▶ TRY IT
An exact, complete copy of the entries that follow is needed.

(Records from a dataset)

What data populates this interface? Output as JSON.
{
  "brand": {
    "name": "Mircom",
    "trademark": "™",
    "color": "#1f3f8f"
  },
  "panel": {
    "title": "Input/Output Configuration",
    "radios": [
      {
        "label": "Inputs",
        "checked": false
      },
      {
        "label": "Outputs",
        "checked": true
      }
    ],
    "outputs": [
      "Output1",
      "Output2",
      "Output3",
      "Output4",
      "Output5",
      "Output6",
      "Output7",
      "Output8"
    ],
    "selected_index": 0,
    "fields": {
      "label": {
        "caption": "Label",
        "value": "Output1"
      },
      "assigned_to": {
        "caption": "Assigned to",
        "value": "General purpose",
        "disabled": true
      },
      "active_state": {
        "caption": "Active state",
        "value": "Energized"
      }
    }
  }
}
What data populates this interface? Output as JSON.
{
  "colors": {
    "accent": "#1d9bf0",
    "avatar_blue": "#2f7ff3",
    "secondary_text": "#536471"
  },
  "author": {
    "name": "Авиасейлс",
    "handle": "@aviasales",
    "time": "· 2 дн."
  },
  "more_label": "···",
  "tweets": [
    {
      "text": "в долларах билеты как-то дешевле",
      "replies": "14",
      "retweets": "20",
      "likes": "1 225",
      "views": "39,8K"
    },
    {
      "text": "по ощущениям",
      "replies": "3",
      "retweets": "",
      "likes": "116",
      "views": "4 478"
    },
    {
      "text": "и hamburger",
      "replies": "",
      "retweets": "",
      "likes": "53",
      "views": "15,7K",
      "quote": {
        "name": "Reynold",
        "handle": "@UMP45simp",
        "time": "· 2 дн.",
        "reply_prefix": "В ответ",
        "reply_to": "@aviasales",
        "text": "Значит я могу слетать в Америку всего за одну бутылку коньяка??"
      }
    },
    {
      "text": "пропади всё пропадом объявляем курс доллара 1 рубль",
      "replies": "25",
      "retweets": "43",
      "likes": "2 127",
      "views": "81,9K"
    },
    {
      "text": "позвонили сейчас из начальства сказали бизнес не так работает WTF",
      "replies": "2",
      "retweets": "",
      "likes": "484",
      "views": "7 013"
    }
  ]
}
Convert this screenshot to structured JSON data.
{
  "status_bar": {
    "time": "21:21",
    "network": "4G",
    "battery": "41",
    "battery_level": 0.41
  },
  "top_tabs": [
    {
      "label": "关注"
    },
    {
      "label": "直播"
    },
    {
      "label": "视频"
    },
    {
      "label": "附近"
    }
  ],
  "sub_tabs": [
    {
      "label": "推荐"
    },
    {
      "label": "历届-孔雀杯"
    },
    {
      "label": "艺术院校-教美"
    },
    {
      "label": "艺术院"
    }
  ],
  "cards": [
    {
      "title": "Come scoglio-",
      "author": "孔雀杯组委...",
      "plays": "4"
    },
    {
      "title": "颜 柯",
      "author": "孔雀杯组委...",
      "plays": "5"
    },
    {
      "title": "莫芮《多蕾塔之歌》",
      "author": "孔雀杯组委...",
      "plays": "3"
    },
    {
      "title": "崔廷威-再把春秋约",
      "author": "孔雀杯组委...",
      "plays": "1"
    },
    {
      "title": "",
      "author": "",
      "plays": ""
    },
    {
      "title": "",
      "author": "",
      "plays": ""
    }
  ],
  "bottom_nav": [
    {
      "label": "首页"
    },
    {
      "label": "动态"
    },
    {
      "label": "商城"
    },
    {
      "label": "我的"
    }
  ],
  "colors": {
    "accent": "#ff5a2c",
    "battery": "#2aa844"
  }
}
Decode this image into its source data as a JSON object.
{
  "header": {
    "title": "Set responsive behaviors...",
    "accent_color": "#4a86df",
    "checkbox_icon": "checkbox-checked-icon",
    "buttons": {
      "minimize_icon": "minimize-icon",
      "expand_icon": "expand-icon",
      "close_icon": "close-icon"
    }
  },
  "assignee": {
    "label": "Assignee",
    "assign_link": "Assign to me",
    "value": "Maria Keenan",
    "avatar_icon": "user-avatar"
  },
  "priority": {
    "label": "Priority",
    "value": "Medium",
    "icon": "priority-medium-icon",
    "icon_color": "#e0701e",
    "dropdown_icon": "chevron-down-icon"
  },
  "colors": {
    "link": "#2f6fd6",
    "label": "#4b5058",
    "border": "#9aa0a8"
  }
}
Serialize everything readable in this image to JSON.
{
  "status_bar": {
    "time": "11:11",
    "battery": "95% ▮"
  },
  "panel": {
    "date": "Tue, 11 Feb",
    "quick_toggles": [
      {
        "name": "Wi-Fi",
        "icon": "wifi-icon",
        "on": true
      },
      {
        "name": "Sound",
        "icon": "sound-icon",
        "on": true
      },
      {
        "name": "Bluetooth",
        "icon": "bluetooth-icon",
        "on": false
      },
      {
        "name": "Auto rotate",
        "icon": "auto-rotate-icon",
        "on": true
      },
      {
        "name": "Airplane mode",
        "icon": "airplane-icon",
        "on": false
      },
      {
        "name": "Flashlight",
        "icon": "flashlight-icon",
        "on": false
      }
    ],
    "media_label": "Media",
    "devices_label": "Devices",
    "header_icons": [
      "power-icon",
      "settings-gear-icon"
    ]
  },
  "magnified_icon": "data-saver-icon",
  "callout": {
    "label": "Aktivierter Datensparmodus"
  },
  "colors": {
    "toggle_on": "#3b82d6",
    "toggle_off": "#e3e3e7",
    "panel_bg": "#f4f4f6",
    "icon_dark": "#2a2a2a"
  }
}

▶ TASK ANSWER
What data populates this interface? Output as JSON.
{
  "brand": {
    "name": "Mircom",
    "trademark": "™",
    "color": "#1f3f8f"
  },
  "panel": {
    "title": "Input/Output Configuration",
    "radios": [
      {
        "label": "Inputs",
        "checked": false
      },
      {
        "label": "Outputs",
        "checked": true
      }
    ],
    "outputs": [
      "Output1",
      "Output2",
      "Output3",
      "Output4",
      "Output5",
      "Output6",
      "Output7",
      "Output8"
    ],
    "selected_index": 0,
    "fields": {
      "label": {
        "caption": "Label",
        "value": "Output1"
      },
      "assigned_to": {
        "caption": "Assigned to",
        "value": "General purpose",
        "disabled": true
      },
      "active_state": {
        "caption": "Active state",
        "value": "Energized"
      }
    }
  }
}
What data populates this interface? Output as JSON.
{
  "colors": {
    "accent": "#1d9bf0",
    "avatar_blue": "#2f7ff3",
    "secondary_text": "#536471"
  },
  "author": {
    "name": "Авиасейлс",
    "handle": "@aviasales",
    "time": "· 2 дн."
  },
  "more_label": "···",
  "tweets": [
    {
      "text": "в долларах билеты как-то дешевле",
      "replies": "14",
      "retweets": "20",
      "likes": "1 225",
      "views": "39,8K"
    },
    {
      "text": "по ощущениям",
      "replies": "3",
      "retweets": "",
      "likes": "116",
      "views": "4 478"
    },
    {
      "text": "и hamburger",
      "replies": "",
      "retweets": "",
      "likes": "53",
      "views": "15,7K",
      "quote": {
        "name": "Reynold",
        "handle": "@UMP45simp",
        "time": "· 2 дн.",
        "reply_prefix": "В ответ",
        "reply_to": "@aviasales",
        "text": "Значит я могу слетать в Америку всего за одну бутылку коньяка??"
      }
    },
    {
      "text": "пропади всё пропадом объявляем курс доллара 1 рубль",
      "replies": "25",
      "retweets": "43",
      "likes": "2 127",
      "views": "81,9K"
    },
    {
      "text": "позвонили сейчас из начальства сказали бизнес не так работает WTF",
      "replies": "2",
      "retweets": "",
      "likes": "484",
      "views": "7 013"
    }
  ]
}
Convert this screenshot to structured JSON data.
{
  "status_bar": {
    "time": "21:21",
    "network": "4G",
    "battery": "41",
    "battery_level": 0.41
  },
  "top_tabs": [
    {
      "label": "关注"
    },
    {
      "label": "直播"
    },
    {
      "label": "视频"
    },
    {
      "label": "附近"
    }
  ],
  "sub_tabs": [
    {
      "label": "推荐"
    },
    {
      "label": "历届-孔雀杯"
    },
    {
      "label": "艺术院校-教美"
    },
    {
      "label": "艺术院"
    }
  ],
  "cards": [
    {
      "title": "Come scoglio-",
      "author": "孔雀杯组委...",
      "plays": "4"
    },
    {
      "title": "颜 柯",
      "author": "孔雀杯组委...",
      "plays": "5"
    },
    {
      "title": "莫芮《多蕾塔之歌》",
      "author": "孔雀杯组委...",
      "plays": "3"
    },
    {
      "title": "崔廷威-再把春秋约",
      "author": "孔雀杯组委...",
      "plays": "1"
    },
    {
      "title": "",
      "author": "",
      "plays": ""
    },
    {
      "title": "",
      "author": "",
      "plays": ""
    }
  ],
  "bottom_nav": [
    {
      "label": "首页"
    },
    {
      "label": "动态"
    },
    {
      "label": "商城"
    },
    {
      "label": "我的"
    }
  ],
  "colors": {
    "accent": "#ff5a2c",
    "battery": "#2aa844"
  }
}
Decode this image into its source data as a JSON object.
{
  "header": {
    "title": "Set responsive behaviors...",
    "accent_color": "#4a86df",
    "checkbox_icon": "checkbox-checked-icon",
    "buttons": {
      "minimize_icon": "minimize-icon",
      "expand_icon": "expand-icon",
      "close_icon": "close-icon"
    }
  },
  "assignee": {
    "label": "Assignee",
    "assign_link": "Assign to me",
    "value": "Maria Keenan",
    "avatar_icon": "user-avatar"
  },
  "priority": {
    "label": "Priority",
    "value": "Medium",
    "icon": "priority-medium-icon",
    "icon_color": "#e0701e",
    "dropdown_icon": "chevron-down-icon"
  },
  "colors": {
    "link": "#2f6fd6",
    "label": "#4b5058",
    "border": "#9aa0a8"
  }
}
Serialize everything readable in this image to JSON.
{
  "status_bar": {
    "time": "11:11",
    "battery": "95% ▮"
  },
  "panel": {
    "date": "Tue, 11 Feb",
    "quick_toggles": [
      {
        "name": "Wi-Fi",
        "icon": "wifi-icon",
        "on": true
      },
      {
        "name": "Sound",
        "icon": "sound-icon",
        "on": true
      },
      {
        "name": "Bluetooth",
        "icon": "bluetooth-icon",
        "on": false
      },
      {
        "name": "Auto rotate",
        "icon": "auto-rotate-icon",
        "on": true
      },
      {
        "name": "Airplane mode",
        "icon": "airplane-icon",
        "on": false
      },
      {
        "name": "Flashlight",
        "icon": "flashlight-icon",
        "on": false
      }
    ],
    "media_label": "Media",
    "devices_label": "Devices",
    "header_icons": [
      "power-icon",
      "settings-gear-icon"
    ]
  },
  "magnified_icon": "data-saver-icon",
  "callout": {
    "label": "Aktivierter Datensparmodus"
  },
  "colors": {
    "toggle_on": "#3b82d6",
    "toggle_off": "#e3e3e7",
    "panel_bg": "#f4f4f6",
    "icon_dark": "#2a2a2a"
  }
}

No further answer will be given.